# Aim of the task:
The expected output is every entry, repeated word for word.
▽
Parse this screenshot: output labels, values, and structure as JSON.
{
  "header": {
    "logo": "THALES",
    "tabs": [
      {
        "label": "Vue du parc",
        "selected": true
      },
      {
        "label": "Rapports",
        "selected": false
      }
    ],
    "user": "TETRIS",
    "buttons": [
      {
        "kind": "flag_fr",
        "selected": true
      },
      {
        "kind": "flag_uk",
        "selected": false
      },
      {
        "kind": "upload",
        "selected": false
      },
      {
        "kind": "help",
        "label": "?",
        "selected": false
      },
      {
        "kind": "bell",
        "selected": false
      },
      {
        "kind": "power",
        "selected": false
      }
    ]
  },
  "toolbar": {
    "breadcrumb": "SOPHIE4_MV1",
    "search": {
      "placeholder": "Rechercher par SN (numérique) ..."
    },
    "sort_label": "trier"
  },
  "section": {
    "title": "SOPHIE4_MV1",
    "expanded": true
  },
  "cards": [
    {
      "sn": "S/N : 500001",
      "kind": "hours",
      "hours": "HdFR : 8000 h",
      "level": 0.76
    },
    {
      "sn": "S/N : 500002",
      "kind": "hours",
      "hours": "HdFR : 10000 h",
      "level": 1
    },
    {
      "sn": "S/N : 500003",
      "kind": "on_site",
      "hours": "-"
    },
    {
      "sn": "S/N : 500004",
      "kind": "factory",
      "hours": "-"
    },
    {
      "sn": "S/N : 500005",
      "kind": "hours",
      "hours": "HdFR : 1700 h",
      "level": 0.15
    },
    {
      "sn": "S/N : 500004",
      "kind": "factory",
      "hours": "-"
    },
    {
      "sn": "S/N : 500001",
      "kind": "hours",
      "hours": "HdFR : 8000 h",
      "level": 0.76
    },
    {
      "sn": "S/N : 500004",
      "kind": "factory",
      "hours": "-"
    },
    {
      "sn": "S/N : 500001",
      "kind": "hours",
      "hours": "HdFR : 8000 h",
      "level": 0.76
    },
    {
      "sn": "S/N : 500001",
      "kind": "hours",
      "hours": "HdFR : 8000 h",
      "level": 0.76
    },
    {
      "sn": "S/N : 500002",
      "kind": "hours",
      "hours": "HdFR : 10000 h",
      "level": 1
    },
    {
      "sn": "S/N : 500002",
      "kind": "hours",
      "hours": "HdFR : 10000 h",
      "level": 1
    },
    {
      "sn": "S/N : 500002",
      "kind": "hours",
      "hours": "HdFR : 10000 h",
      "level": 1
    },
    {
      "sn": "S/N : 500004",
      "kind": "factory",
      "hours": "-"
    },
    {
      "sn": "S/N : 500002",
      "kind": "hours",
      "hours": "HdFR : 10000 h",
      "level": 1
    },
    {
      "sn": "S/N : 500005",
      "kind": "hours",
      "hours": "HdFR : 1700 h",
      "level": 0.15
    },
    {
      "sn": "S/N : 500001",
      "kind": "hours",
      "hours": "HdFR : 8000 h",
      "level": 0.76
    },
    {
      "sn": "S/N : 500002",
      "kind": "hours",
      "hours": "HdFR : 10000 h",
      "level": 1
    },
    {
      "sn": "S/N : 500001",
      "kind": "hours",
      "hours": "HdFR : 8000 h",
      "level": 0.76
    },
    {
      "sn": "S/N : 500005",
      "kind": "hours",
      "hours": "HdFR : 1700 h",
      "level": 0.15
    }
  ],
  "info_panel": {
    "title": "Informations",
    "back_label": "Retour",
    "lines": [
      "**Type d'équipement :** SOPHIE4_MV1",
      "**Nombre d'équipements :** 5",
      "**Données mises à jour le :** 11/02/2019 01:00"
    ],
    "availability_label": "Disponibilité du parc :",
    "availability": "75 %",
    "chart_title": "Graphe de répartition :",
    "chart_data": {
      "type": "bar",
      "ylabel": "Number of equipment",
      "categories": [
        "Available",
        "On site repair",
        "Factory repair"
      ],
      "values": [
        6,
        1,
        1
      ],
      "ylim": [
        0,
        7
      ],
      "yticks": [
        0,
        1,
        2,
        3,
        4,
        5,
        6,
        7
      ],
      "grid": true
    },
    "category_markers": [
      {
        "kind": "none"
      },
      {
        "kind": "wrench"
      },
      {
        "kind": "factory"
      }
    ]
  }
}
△
# Your solution:
Parse this screenshot: output labels, values, and structure as JSON.
{
  "header": {
    "logo": "THALES",
    "tabs": [
      {
        "label": "Vue du parc",
        "selected": true
      },
      {
        "label": "Rapports",
        "selected": false
      }
    ],
    "user": "TETRIS",
    "buttons": [
      {
        "kind": "flag_fr",
        "selected": true
      },
      {
        "kind": "flag_uk",
        "selected": false
      },
      {
        "kind": "upload",
        "selected": false
      },
      {
        "kind": "help",
        "label": "?",
        "selected": false
      },
      {
        "kind": "bell",
        "selected": false
      },
      {
        "kind": "power",
        "selected": false
      }
    ]
  },
  "toolbar": {
    "breadcrumb": "SOPHIE4_MV1",
    "search": {
      "placeholder": "Rechercher par SN (numérique) ..."
    },
    "sort_label": "trier"
  },
  "section": {
    "title": "SOPHIE4_MV1",
    "expanded": true
  },
  "cards": [
    {
      "sn": "S/N : 500001",
      "kind": "hours",
      "hours": "HdFR : 8000 h",
      "level": 0.76
    },
    {
      "sn": "S/N : 500002",
      "kind": "hours",
      "hours": "HdFR : 10000 h",
      "level": 1
    },
    {
      "sn": "S/N : 500003",
      "kind": "on_site",
      "hours": "-"
    },
    {
      "sn": "S/N : 500004",
      "kind": "factory",
      "hours": "-"
    },
    {
      "sn": "S/N : 500005",
      "kind": "hours",
      "hours": "HdFR : 1700 h",
      "level": 0.15
    },
    {
      "sn": "S/N : 500004",
      "kind": "factory",
      "hours": "-"
    },
    {
      "sn": "S/N : 500001",
      "kind": "hours",
      "hours": "HdFR : 8000 h",
      "level": 0.76
    },
    {
      "sn": "S/N : 500004",
      "kind": "factory",
      "hours": "-"
    },
    {
      "sn": "S/N : 500001",
      "kind": "hours",
      "hours": "HdFR : 8000 h",
      "level": 0.76
    },
    {
      "sn": "S/N : 500001",
      "kind": "hours",
      "hours": "HdFR : 8000 h",
      "level": 0.76
    },
    {
      "sn": "S/N : 500002",
      "kind": "hours",
      "hours": "HdFR : 10000 h",
      "level": 1
    },
    {
      "sn": "S/N : 500002",
      "kind": "hours",
      "hours": "HdFR : 10000 h",
      "level": 1
    },
    {
      "sn": "S/N : 500002",
      "kind": "hours",
      "hours": "HdFR : 10000 h",
      "level": 1
    },
    {
      "sn": "S/N : 500004",
      "kind": "factory",
      "hours": "-"
    },
    {
      "sn": "S/N : 500002",
      "kind": "hours",
      "hours": "HdFR : 10000 h",
      "level": 1
    },
    {
      "sn": "S/N : 500005",
      "kind": "hours",
      "hours": "HdFR : 1700 h",
      "level": 0.15
    },
    {
      "sn": "S/N : 500001",
      "kind": "hours",
      "hours": "HdFR : 8000 h",
      "level": 0.76
    },
    {
      "sn": "S/N : 500002",
      "kind": "hours",
      "hours": "HdFR : 10000 h",
      "level": 1
    },
    {
      "sn": "S/N : 500001",
      "kind": "hours",
      "hours": "HdFR : 8000 h",
      "level": 0.76
    },
    {
      "sn": "S/N : 500005",
      "kind": "hours",
      "hours": "HdFR : 1700 h",
      "level": 0.15
    }
  ],
  "info_panel": {
    "title": "Informations",
    "back_label": "Retour",
    "lines": [
      "**Type d'équipement :** SOPHIE4_MV1",
      "**Nombre d'équipements :** 5",
      "**Données mises à jour le :** 11/02/2019 01:00"
    ],
    "availability_label": "Disponibilité du parc :",
    "availability": "75 %",
    "chart_title": "Graphe de répartition :",
    "chart_data": {
      "type": "bar",
      "ylabel": "Number of equipment",
      "categories": [
        "Available",
        "On site repair",
        "Factory repair"
      ],
      "values": [
        6,
        1,
        1
      ],
      "ylim": [
        0,
        7
      ],
      "yticks": [
        0,
        1,
        2,
        3,
        4,
        5,
        6,
        7
      ],
      "grid": true
    },
    "category_markers": [
      {
        "kind": "none"
      },
      {
        "kind": "wrench"
      },
      {
        "kind": "factory"
      }
    ]
  }
}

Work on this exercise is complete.